The Meat Workers Union is challenging the legality of lockout notices issued by AFFCO at an Employment Court hearing on Wednesday.
Industrial action at the company's eight plants in the North Island is now into its 77th day. About 500 workers are locked out of the plants, while a further 800 are on strike.
AFFCO has told the court it locked out the workers as a neccessary means to end the long-running industrial dispute.
Lawyer Mark Hammond says the company was frustrated by court proceedings, separate to the industrial dispute over the collective contract, and wanted flexible working arrangements that would benefit the workers, and the company.
He says the lockout notice was issued as a means to continue bargaining with the aim of reaching an agreement.
But the court also heard that AFFCO had a flexible lockout plan that allowed some workers to return to its plants when they were needed, only to be locked out again.
Union lawyer Peter Cranney told the court if the company needed workers during the lockout it would unlock some of them, and then relock them when then they were no longer needed.
He says AFFCO allowed workers to return to work only if they resigned from the union and signed a new contract.
The union is seeking a permanent injunction on the lockout notices, which it believes are unlawful.

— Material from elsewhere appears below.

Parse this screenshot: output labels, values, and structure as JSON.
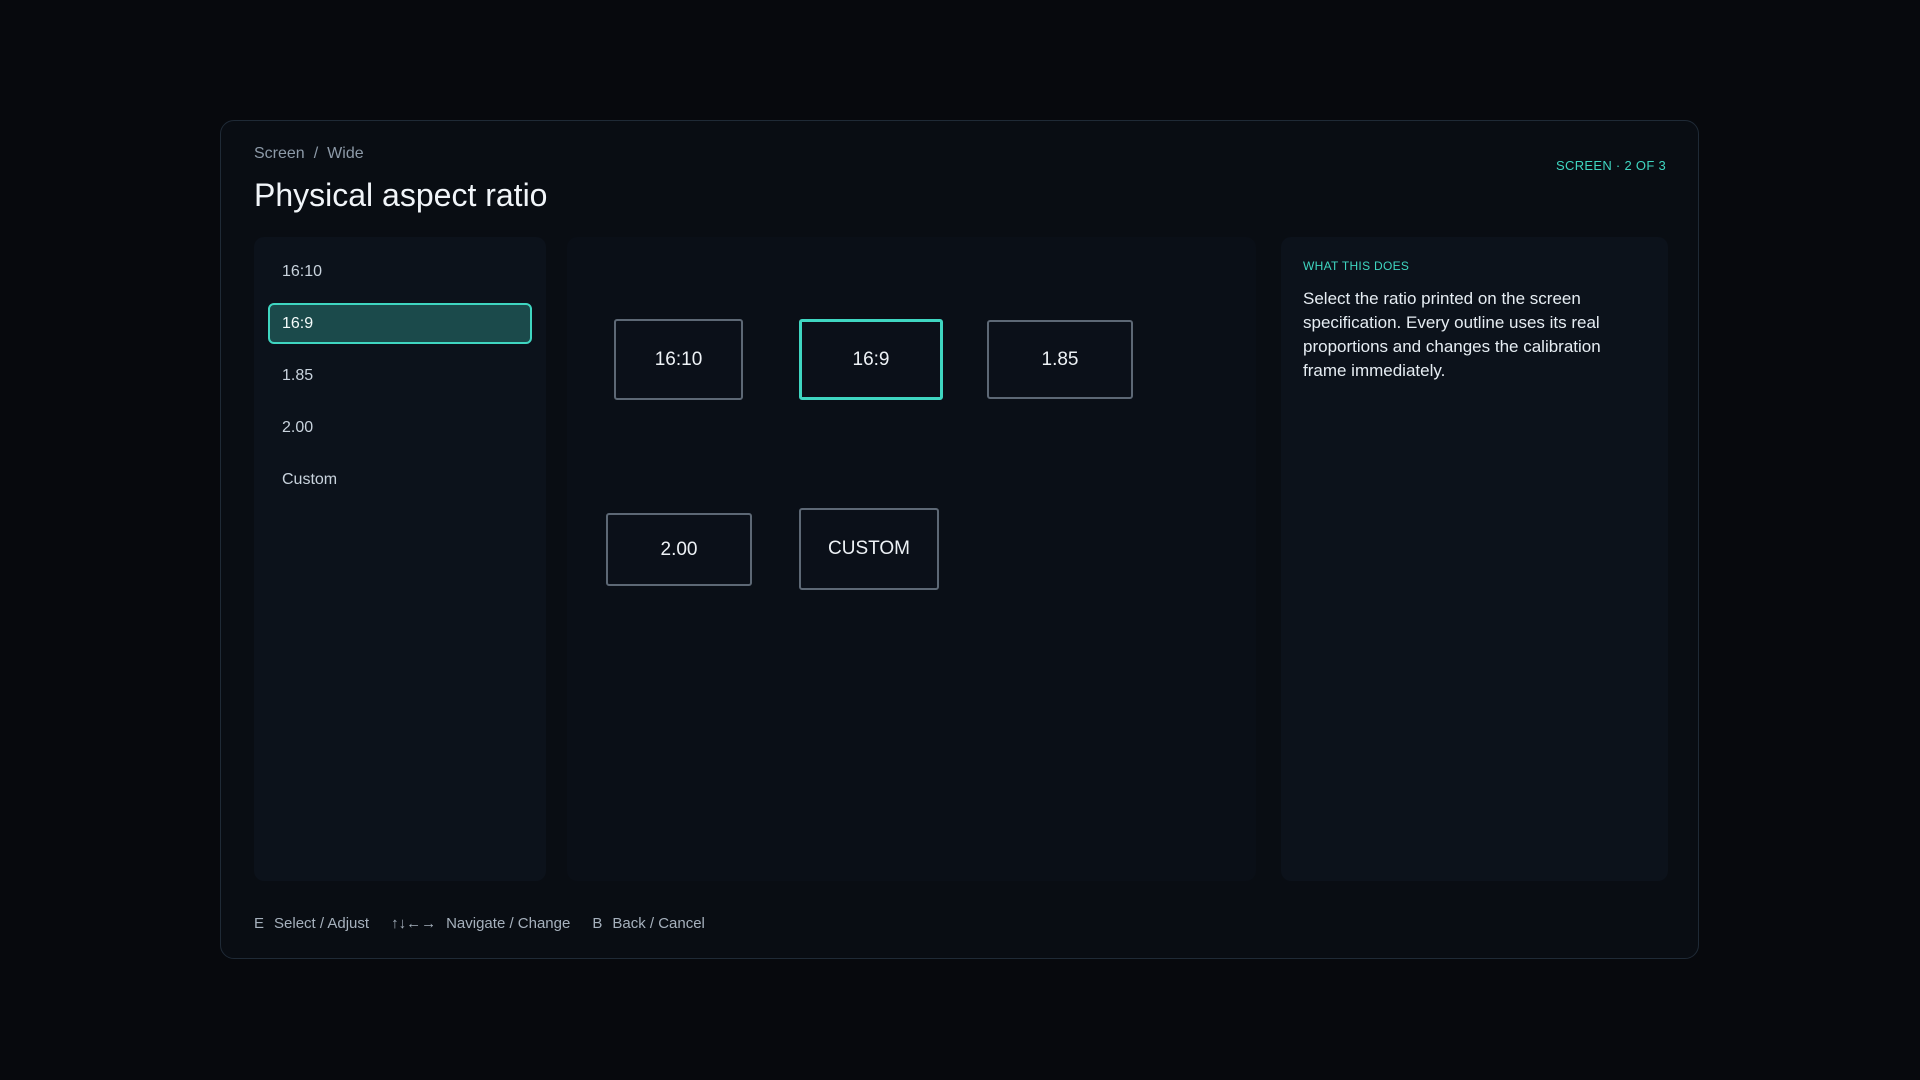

General secretary-elect Graham Cook says the notices have been used to weaken and undermine collective bargaining and the union wants legal costs from AFFCO and any lost wages during the dispute to be paid to workers.
The parties have had facilitation meetings - the highest form of government mediation - but to no avail.
The hearing is expected to end next Tuesday, but it is not known when the court will announce its decision.
Shearer urges end to dispute
Labour Party leader David Shearer has told picketing workers at an AFFCO plant that the dispute must be settled as soon as possible.
Mr Shearer made his first visit to the picket line at Horotiu plant near Hamilton on Wednesday morning.
He told the workers that they had right on their side and it was the determination of AFFCO management, with tacit support from the Government, to break the collective agreement that was dragging the dispute out.
Mr Shearer says the dispute should have been resolved 77 days ago.
"These people are hurting badly, because of that their families are hurting. I think it could easily be resolved, but it needs some more give on the side of the employers to actually sit down and talk."
Mr Shearer says the workers are wanting to negotiate.